The plans will be deferred until a financial implication report can be  produced at the  Dec. 20th board meeting.

“(A review of names) is an important action by this board to promote inclusive learning environments for all students in Thames Valley,” said Andrea Marlowe, the board’s human rights policy adviser.

The potential review “will also consider the principles of decolonization, anti-racism and anti-oppression,” she said. It is estimated to cost about $40,000 per school, plus staff time, for a name overhaul, education director Mark Fisher said.

The rationale for changing the name of John A. Macdonald school is because of “a history of racist and discriminatory exploits” of Canada’s first prime minister, Marlowe said.

For Roosevelt, an American president who guided the country through the Great Depression and Second World War, it is his “historical connection to racism and a controversial approach to Jewish refugees during the Holocaust.”

Said Marlowe: “As an American historical figure Roosevelt’s legacy has limited relevance to the Thames Valley community.”

A selection committee, after reviewing community submissions, will make recommendations by January for new names for the two schools to be in place by March. The selection process would include a poll of the school community.

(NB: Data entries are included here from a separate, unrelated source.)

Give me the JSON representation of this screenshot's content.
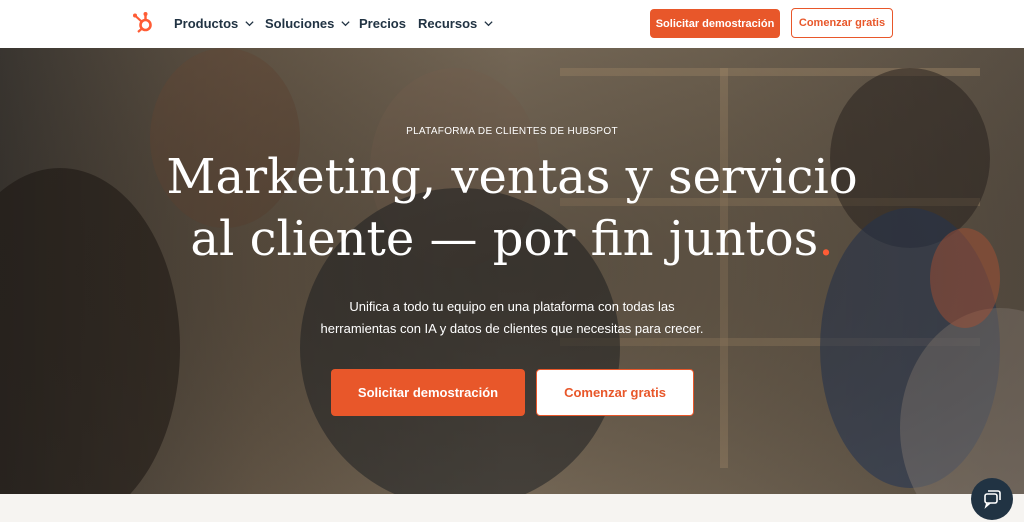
{
  "nav": {
    "logo_icon": "hubspot-sprocket-icon",
    "items": [
      {
        "label": "Productos",
        "has_dropdown": true
      },
      {
        "label": "Soluciones",
        "has_dropdown": true
      },
      {
        "label": "Precios",
        "has_dropdown": false
      },
      {
        "label": "Recursos",
        "has_dropdown": true
      }
    ],
    "demo_label": "Solicitar demostración",
    "free_label": "Comenzar gratis"
  },
  "hero": {
    "eyebrow": "PLATAFORMA DE CLIENTES DE HUBSPOT",
    "headline_line1": "Marketing, ventas y servicio",
    "headline_line2": "al cliente — por fin juntos",
    "headline_dot": ".",
    "subtitle_line1": "Unifica a todo tu equipo en una plataforma con todas las",
    "subtitle_line2": "herramientas con IA y datos de clientes que necesitas para crecer.",
    "demo_label": "Solicitar demostración",
    "free_label": "Comenzar gratis"
  },
  "chat": {
    "icon": "chat-bubble-icon"
  },
  "colors": {
    "accent": "#e8572a",
    "dark": "#213343",
    "dot": "#ff5c35"
  }
}
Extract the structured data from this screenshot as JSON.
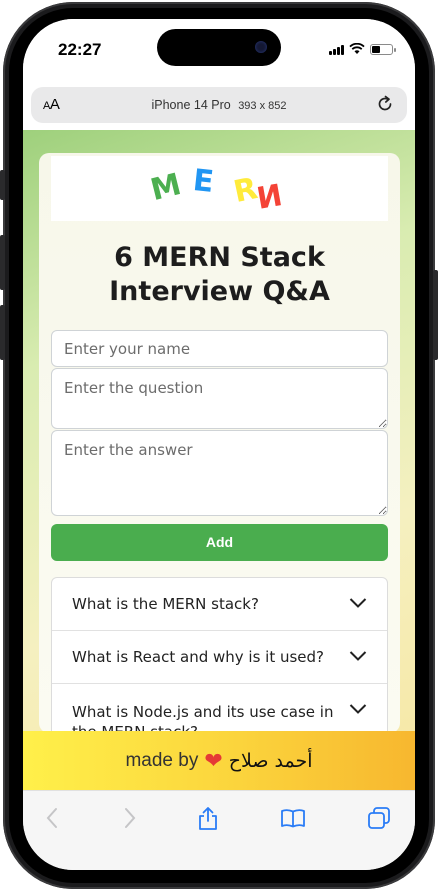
{
  "status_bar": {
    "time": "22:27"
  },
  "url_bar": {
    "text_size_label": "AA",
    "device_name": "iPhone 14 Pro",
    "device_dims": "393 x 852"
  },
  "logo": {
    "letters": [
      "M",
      "E",
      "R",
      "N"
    ],
    "colors": [
      "#4caf50",
      "#2196f3",
      "#ffeb3b",
      "#f44336"
    ]
  },
  "page": {
    "title": "6 MERN Stack Interview Q&A",
    "form": {
      "name_placeholder": "Enter your name",
      "question_placeholder": "Enter the question",
      "answer_placeholder": "Enter the answer",
      "add_label": "Add"
    },
    "questions": [
      "What is the MERN stack?",
      "What is React and why is it used?",
      "What is Node.js and its use case in the MERN stack?"
    ]
  },
  "footer": {
    "made_by": "made by",
    "author": "أحمد صلاح"
  },
  "colors": {
    "accent_green": "#4aad4e",
    "footer_yellow": "#fbd43c",
    "heart_red": "#e53935"
  },
  "toolbar": {
    "icons": [
      "back-icon",
      "forward-icon",
      "share-icon",
      "bookmarks-icon",
      "tabs-icon"
    ]
  }
}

Cody Groat is an assistant professor in the Indigenous studies program at Western University. He said the recommendation to rename Sir John. A. Macdonald school was expected, but other schools were “surprising.”

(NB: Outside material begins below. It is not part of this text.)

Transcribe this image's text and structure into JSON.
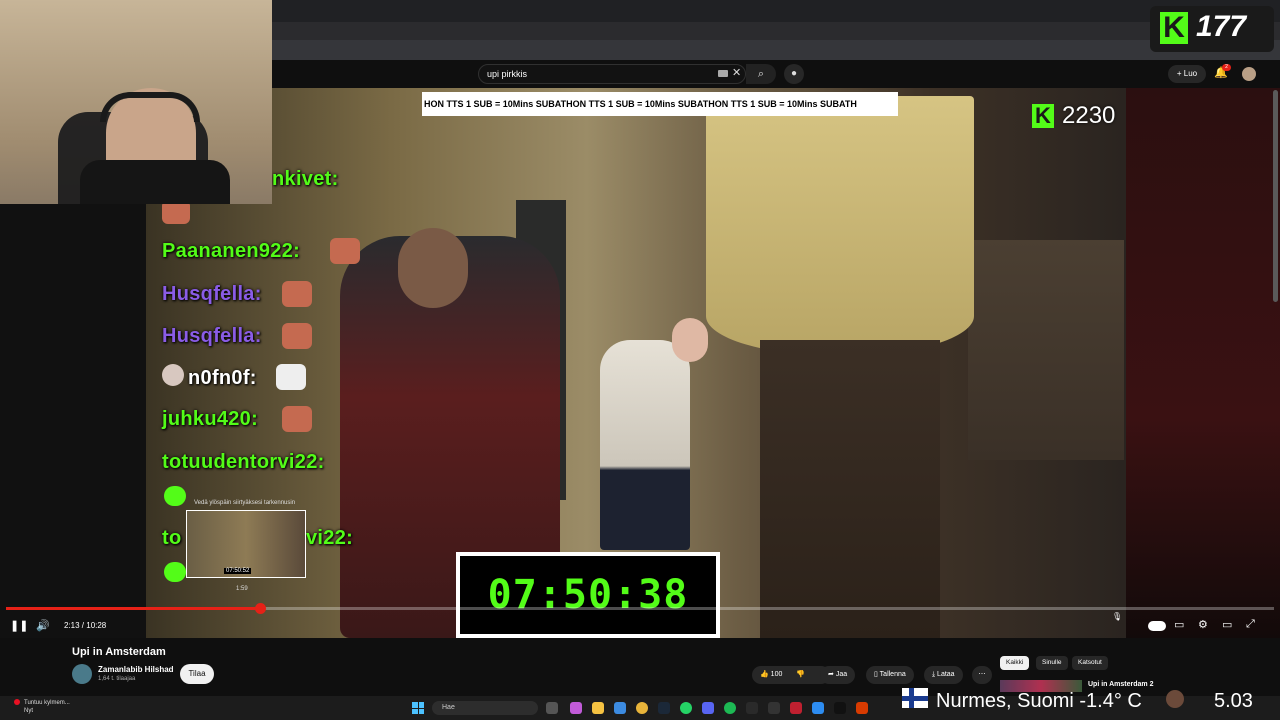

“It’s a very important first step, but I feel a lot more work needs to be done when it comes to community assessment of the remaining 12 schools,” he said, adding it appears little consultation was done beyond the board’s staff and students for the John A. Macdonald and F.D. Roosevelt elementary schools.

“The justifications that were given were very surface level,” he said. “I don’t know how much historical analysis went into the process. . . . When I look at the composition of the committee, it mentions that individuals with knowledge, experience or expertise (in) history-specific knowledge of colonial military history was considered an asset.

“There was not that external consultation with Indigenous community members.”

Earlier this year London’s former Ryerson elementary school was renamed Old North as part of a process that began in 2021. The school’s former namesake, Egerton Ryerson, is widely considered the father of public education in Ontario but also “a significant contributor” to Canada’s Indigenous residential school system, Marlowe said.

The history of residential schools came under scrutiny in May 2021, when what are believed to be 215 unmarked graves were located on the grounds of the former Kamloops Indian residential school in British Columbia.

Residential schools were launched in the 1880s by churches and the federal government and operated for more than a century, seeking to convert and assimilate Indigenous children, who suffered widespread physical and sexual abuse at the institutions. The last one closed in 1996.